See How They Run: A Movie Review

Agatha Christie inspired mystery/thriller is light on substance, but still makes for a fun time at the pictures.


Aidan Moll, Guest Writer

I love a good murder mystery. My bookshelf is filled with Agatha Christie books. In recent years, there have been an influx of talented comics making whodunnits all of their own, with initially good results. A few years ago, I went to see Ryan Johnson’s Knives Out, which ended up being my favorite movie of 2019. It had a snappy mystery plot with a lot of moving parts and emotion, and a solid layer of humor on top of it. Last fall, I enjoyed the mischief of the first season of Only Murders in the Building, Steve Martin’s comedy murder mystery Hulu series. I tuned in each week sufficiently entertained and intrigued with the progression of the story. Earlier this year, I saw Apple TV’s The Afterparty, and I was totally blown away. It was, once again, a comedy murder mystery, but it had genre shifts in each episode making for a legitimately interesting and fun viewing experience. Then, halfway through the summer, the second season of Only Murders came out, and I wasn’t as positive about it. Where gimmick episodes were the entire premise of The Afterparty, here they felt like a desperate bid to keep the audience’s attention.

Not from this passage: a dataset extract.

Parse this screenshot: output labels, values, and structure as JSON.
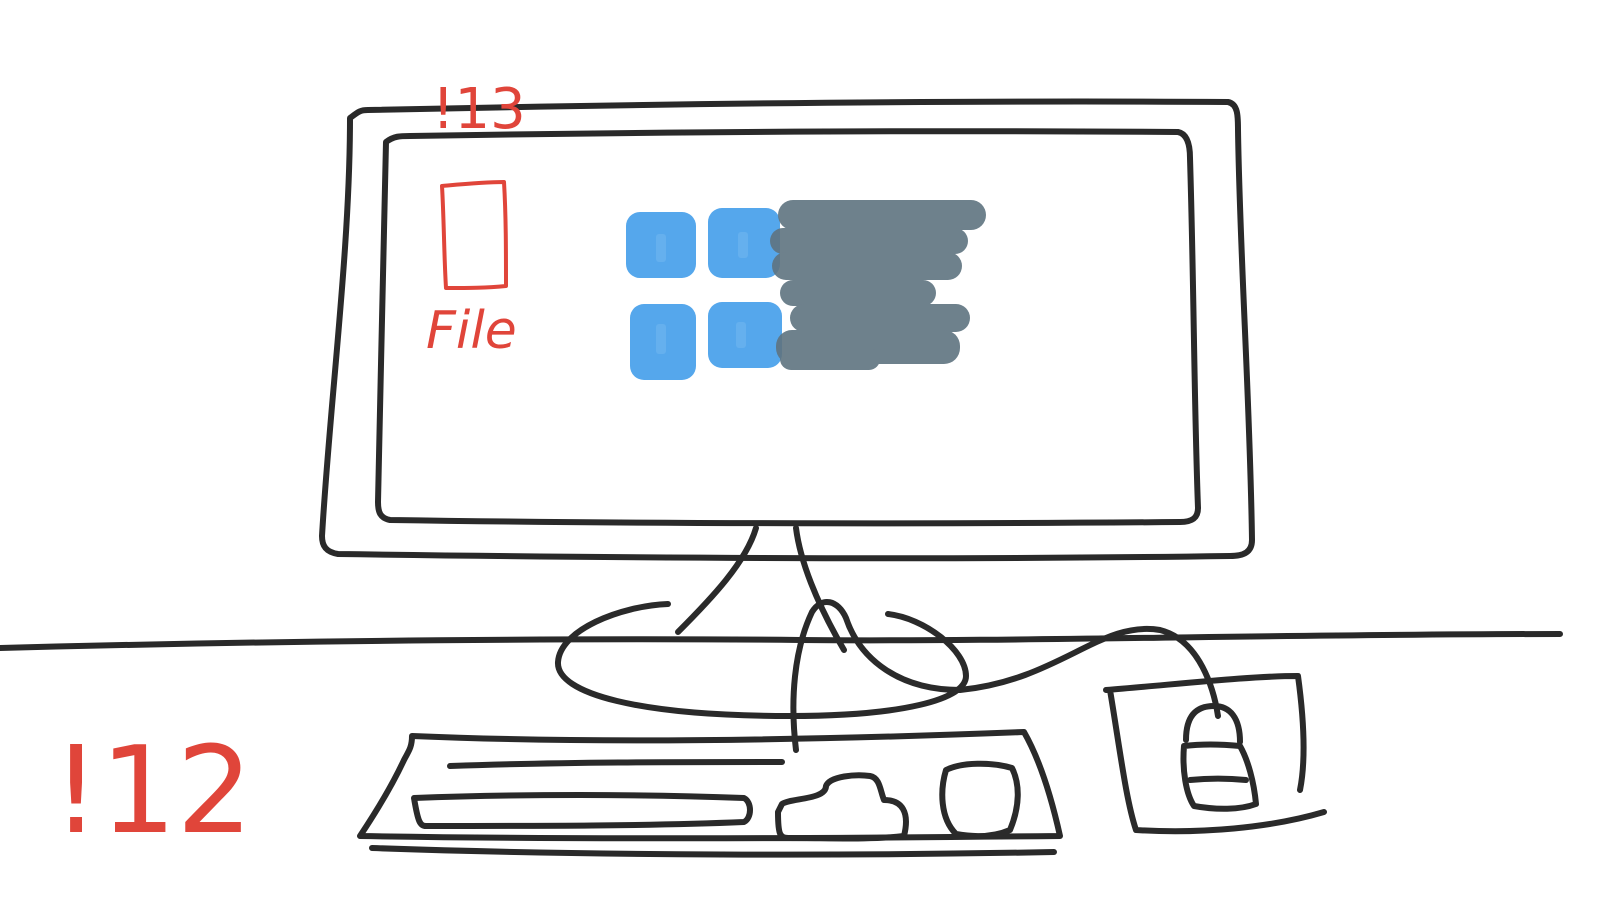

The mystery was a little too convoluted, with one too many bait-and-switch murderer reveals. Now, I’m seeing the trailer for Glass Onion: a Knives Out Mystery, and let me tell you, my confidence is waning. It looks like it is relying far too much on action-thriller set pieces than anything. All of this is to set up the world See How They Run is coming into, the point of oversaturation that it is finding itself in.


See How They Run is not a bad movie by any means. The cast is all at their best, the humor always hits, and the structure isn’t terrible. The problem with the movie is in the mystery itself. The plot heavily involves Agatha Christie’s The Mousetrap, being about the party after the 100th performance of the play. A big Hollywood director (Adrien Brody) plans to make a movie adaptation of the play and ends up stirring up trouble at the afterparty. The problem is that he is possibly the most unlikeable person in existence, picking fights with nearly everyone involved in the show. He is promptly bumped off, and we are introduced to the real protagonists. Saorise Ronan and Sam Rockwell are the two police officers investigating the case. Ronan is the bright and bubbly rookie that gets on the nerves of the grizzled and world-weary Rockwell. It’s a classic dynamic, but it serves the pair well, as their chemistry provides some of the best moments of the movie. The tone is never heavy, but the comedy is always a little understated, which would be fine if it was coming at the service of a stronger plot.


So, what makes it so mediocre, anyway? The problem is that it’s just too simple. I kept waiting for the breezy character introductions to be done and for them to get into the meat and potatoes of the puzzle, but the scenes never get more in depth. The intro is entertaining, but it fails to do what an intro of this nature should do. It does not create any questions in the viewer’s head, except for “whodunnit,” which is the entire point of the movie. The intro should set up plot points that it will later knock down. You should be able to rewatch it again and again, catching all the little details. Everything, the clothes the characters are wearing, the murder weapon, the protagonist’s last words, everything should be important, and yet they aren’t. The mystery’s resolution is way too simple, with only about 3 clues leading up to it, making for a muddled viewing experience looking for anything to grasp onto.

The characters are the selling point. Adrien Brody is top billed, and he does a good job with it. He’s a sleezy narrator, and every scene with him has just the right number of scoff-able lines to make sure you hate him. The detectives are a little bland and surface level, but it’s really a tried-and-true formula of this kind of character pairing. It’s like going to a nice restaurant and getting their version of mac and cheese: it’s going to be pretty simple, and it might not fully show the extent of what these chefs can do, but it will also be one of the best bowls of mac and cheese you’ve ever had.


At the end of the day, most of these critiques I didn’t find in the theater. It’s a very fun movie to watch, even if it might not hold together under critical analysis. If you’re up for a love letter to Christie’s writing, even if it isn’t up to snuff with the source material, go see See How They Run. It’s a 7.5/10, and a solid watch.